Poor Number Ten Ox. He has never met the likes of Master Li, former first place scholar among all the scholars in China a mere seventy-eight years ago. But he has a slight flaw in his character. You see, you know nothing whatsoever about men like Master Li… His voice trailed off, and he groped for the proper words. Then he decided that it would take several years to prepare me properly. He also seems to have read all the great tales, as his solutions sound suspiciously familiar.
One of the first chapters is how Master Li tricks a rich miser out of enough gold to finance their trip and gets Ox a night with the young concubine to boot. Their third or fourth adventure is an exceptional revenge on a selfish princess, and another one a bloody mess. Hughart is able to manage the delicate balance humorous violence requires, perhaps by invoking our earliest folk tales, such as the one where Bluebeard keeps bodies in a locked room, or the version of Little Red where the huntsman hacks open the wolf to free her and grandma.
Horrific, but so clearly symbolic, so clearly not real. Their adventures take them throughout China, and from one frying pan to another. If it lacks the R. Gentle humor abounds. Li prefers the three-toed-sloth, Ox a cloud. Later, a third company member adds another angle to their bucolic reincarnation.
The end was a lovely synthesis, satisfying both emotionally and in plotting, both immediate and symbolic. Barry Hughart clearly has a flaw in his character. The world needs more Master Li.
Bridge of Birds opens on a pastoral setting, a remote unicorn-shaped village in the peaceful valley of Cho in ancient China. Narrated by Yu Lu, also known as Number Ten Ox the tenth of his fathers sons and as strong as an ox , it begins with a promising silk season coming to an abrupt end. Number Ten Ox volunteers to run to Peking to bring a wise man back to the village. Unfortunately, all of the cosmopolitan wise men laugh at Ox and his mere five thousand copper, all except a hung-over Master Li. Poor Number Ten Ox.
Bridge of Birds
Background[ edit ] Hughart was born in Peoria, Illinois on March 13, His father, John Harding Page, served as a naval officer. His mother, Veronica Hughart , was an architect. After graduating from high school, he suffered from undiagnosed depression, which was classified at the time as schizophrenia , and was treated in the Kings County Psychiatric Ward.
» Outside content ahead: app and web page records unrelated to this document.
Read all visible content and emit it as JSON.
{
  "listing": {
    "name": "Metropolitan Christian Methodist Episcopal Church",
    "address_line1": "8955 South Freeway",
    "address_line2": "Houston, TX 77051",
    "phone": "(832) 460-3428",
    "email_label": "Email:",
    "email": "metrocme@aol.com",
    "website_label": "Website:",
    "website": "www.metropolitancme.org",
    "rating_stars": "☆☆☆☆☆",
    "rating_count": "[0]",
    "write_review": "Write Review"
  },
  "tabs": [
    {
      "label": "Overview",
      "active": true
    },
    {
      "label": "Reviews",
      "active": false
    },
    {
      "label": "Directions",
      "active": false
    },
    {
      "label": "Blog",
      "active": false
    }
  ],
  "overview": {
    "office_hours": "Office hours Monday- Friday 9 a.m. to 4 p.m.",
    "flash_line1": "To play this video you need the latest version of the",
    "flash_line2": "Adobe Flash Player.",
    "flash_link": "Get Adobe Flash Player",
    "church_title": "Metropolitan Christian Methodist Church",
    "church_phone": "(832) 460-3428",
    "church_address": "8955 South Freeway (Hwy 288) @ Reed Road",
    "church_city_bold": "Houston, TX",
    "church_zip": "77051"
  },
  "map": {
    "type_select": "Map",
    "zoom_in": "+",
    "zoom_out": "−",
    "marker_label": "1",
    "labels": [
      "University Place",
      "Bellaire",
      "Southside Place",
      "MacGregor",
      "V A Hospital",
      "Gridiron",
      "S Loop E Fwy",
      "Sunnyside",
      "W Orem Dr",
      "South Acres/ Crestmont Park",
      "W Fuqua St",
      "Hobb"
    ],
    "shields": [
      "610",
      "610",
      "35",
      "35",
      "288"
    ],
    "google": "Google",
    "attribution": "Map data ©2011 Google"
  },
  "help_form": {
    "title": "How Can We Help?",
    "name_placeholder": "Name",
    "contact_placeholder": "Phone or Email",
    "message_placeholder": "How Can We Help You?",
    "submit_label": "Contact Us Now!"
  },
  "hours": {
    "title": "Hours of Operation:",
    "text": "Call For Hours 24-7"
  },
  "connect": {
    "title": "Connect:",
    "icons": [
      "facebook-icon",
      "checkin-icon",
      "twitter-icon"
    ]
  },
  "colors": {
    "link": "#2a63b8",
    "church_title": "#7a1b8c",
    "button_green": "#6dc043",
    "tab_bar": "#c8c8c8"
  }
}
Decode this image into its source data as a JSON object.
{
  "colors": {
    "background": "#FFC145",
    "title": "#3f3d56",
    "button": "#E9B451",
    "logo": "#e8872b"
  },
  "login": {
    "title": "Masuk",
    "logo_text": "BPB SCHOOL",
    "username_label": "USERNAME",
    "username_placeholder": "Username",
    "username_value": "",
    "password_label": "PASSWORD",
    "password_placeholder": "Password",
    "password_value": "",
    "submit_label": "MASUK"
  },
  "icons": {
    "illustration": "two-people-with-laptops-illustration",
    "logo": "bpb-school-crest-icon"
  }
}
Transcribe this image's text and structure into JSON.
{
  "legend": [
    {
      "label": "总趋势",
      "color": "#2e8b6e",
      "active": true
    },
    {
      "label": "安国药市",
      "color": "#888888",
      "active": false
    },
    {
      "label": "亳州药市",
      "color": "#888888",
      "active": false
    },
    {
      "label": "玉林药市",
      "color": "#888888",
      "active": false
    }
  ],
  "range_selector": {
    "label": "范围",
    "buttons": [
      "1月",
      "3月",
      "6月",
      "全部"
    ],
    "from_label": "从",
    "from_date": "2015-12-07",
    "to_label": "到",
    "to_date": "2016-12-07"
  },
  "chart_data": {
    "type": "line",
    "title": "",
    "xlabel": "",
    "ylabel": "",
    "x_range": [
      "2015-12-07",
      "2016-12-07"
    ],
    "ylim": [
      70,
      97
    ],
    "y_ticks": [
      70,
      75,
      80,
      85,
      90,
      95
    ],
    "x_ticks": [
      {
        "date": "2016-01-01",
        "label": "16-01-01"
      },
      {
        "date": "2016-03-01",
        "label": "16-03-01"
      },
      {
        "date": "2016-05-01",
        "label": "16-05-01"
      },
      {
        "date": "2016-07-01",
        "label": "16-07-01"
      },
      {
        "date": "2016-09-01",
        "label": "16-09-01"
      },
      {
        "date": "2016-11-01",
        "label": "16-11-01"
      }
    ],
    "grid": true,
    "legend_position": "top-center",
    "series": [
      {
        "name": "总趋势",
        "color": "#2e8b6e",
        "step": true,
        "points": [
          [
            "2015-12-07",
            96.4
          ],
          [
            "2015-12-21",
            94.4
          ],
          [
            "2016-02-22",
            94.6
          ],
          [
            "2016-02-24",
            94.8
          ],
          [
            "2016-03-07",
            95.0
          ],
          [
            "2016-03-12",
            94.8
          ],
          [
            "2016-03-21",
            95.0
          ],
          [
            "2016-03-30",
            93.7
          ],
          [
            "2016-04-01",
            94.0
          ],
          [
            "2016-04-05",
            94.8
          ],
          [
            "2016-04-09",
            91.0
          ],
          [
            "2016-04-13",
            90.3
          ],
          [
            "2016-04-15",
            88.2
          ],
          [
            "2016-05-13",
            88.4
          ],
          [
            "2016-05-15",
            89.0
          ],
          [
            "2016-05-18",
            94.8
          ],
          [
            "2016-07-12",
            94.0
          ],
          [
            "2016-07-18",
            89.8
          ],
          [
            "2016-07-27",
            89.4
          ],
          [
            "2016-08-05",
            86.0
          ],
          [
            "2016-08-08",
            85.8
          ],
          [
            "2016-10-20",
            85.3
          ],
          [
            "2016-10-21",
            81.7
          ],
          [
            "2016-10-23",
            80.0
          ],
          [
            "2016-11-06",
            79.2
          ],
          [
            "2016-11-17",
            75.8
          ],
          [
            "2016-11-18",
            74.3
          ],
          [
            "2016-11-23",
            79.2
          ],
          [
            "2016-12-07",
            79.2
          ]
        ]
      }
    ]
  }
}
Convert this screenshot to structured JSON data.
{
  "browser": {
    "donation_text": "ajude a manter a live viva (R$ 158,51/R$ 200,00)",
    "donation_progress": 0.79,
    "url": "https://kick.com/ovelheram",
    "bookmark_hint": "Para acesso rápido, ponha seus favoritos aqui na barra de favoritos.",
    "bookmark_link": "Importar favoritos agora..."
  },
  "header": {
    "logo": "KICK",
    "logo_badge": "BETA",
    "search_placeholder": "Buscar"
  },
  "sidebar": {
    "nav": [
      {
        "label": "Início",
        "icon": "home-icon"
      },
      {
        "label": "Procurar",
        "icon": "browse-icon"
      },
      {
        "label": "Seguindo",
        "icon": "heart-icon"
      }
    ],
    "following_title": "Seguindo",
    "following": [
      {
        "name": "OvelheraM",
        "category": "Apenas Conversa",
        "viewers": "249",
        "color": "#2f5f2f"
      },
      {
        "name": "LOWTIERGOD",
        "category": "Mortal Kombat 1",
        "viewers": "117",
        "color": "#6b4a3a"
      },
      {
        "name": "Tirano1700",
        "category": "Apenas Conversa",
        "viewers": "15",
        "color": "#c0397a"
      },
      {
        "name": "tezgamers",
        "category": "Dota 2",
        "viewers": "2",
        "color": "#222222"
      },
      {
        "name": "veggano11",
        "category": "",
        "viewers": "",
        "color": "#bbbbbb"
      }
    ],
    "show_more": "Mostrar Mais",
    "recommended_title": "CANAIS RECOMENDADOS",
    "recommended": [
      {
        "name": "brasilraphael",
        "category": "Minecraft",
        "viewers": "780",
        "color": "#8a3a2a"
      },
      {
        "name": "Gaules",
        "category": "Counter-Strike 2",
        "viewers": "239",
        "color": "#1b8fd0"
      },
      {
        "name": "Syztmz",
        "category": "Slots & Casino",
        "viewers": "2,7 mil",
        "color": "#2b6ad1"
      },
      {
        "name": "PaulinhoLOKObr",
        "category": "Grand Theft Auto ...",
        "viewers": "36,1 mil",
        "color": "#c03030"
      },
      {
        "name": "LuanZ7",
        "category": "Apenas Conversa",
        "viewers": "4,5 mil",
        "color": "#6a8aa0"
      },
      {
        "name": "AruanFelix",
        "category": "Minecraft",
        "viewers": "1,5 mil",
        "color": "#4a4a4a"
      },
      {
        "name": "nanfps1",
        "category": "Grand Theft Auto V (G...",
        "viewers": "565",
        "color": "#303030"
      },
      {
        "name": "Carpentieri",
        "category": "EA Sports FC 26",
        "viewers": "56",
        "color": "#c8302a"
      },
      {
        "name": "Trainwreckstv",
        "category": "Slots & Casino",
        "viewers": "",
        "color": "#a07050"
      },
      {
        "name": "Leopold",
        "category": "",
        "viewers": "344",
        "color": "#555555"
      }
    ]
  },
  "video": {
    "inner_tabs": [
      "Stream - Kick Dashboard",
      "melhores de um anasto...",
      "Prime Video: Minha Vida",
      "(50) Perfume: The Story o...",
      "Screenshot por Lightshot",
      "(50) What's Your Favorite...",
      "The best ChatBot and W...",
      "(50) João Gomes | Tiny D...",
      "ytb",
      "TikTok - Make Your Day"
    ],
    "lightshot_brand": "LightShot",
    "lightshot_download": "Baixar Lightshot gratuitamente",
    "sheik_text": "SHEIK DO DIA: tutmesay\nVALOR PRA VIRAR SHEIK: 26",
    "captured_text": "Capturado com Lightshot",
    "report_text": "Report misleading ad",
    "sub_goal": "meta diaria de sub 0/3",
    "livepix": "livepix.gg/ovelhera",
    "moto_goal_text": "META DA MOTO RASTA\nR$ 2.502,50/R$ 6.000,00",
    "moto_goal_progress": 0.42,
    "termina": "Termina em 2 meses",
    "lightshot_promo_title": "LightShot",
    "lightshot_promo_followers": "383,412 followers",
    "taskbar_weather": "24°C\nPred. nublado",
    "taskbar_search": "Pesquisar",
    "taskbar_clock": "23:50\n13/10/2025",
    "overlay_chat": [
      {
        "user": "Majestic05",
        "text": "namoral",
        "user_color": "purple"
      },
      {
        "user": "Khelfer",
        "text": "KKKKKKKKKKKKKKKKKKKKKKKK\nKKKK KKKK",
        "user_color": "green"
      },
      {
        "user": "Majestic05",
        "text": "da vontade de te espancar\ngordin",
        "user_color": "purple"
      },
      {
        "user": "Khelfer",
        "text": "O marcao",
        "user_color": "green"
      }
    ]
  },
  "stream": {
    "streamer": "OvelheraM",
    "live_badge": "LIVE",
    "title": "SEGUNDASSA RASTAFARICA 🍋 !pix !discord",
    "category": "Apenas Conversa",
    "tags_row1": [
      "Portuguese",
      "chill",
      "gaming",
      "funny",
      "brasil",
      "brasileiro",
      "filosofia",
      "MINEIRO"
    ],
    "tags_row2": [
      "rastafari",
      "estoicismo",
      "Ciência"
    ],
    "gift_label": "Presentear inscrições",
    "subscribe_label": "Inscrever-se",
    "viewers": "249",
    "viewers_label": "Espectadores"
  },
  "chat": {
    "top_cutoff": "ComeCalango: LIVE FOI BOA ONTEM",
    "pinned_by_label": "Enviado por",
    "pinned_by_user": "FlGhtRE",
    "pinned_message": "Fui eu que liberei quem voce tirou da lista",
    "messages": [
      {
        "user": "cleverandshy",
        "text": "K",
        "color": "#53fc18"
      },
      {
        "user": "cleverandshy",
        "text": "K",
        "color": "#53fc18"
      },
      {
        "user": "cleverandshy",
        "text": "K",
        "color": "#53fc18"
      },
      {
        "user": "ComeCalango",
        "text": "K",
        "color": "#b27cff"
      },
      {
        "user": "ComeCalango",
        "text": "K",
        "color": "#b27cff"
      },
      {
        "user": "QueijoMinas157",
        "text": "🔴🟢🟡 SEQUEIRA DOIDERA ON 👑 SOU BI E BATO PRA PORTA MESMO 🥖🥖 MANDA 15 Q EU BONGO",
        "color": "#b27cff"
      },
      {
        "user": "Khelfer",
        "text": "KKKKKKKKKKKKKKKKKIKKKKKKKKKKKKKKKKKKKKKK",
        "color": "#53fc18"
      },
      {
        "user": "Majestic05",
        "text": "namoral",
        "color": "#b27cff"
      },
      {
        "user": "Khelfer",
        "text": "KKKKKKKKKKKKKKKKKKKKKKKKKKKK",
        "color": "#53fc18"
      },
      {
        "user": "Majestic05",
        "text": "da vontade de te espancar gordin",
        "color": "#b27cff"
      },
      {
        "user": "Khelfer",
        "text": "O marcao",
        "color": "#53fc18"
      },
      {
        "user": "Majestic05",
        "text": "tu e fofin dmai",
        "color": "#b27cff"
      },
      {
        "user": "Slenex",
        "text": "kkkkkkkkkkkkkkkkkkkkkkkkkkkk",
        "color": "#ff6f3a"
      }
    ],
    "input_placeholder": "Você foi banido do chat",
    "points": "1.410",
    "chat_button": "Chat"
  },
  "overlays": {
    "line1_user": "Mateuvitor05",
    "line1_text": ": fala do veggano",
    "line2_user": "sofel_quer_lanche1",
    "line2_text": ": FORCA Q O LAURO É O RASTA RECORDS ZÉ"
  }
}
He intended to write seven novels about the adventures of Li Kao and Number Ten Ox, but his writing career was cut short due to issues with his publishers. Since his last published novel, Hughart has reportedly stopped writing. Romance of the Three Kingdoms and The Arabian Nights are two major works he also states as affecting his own writing.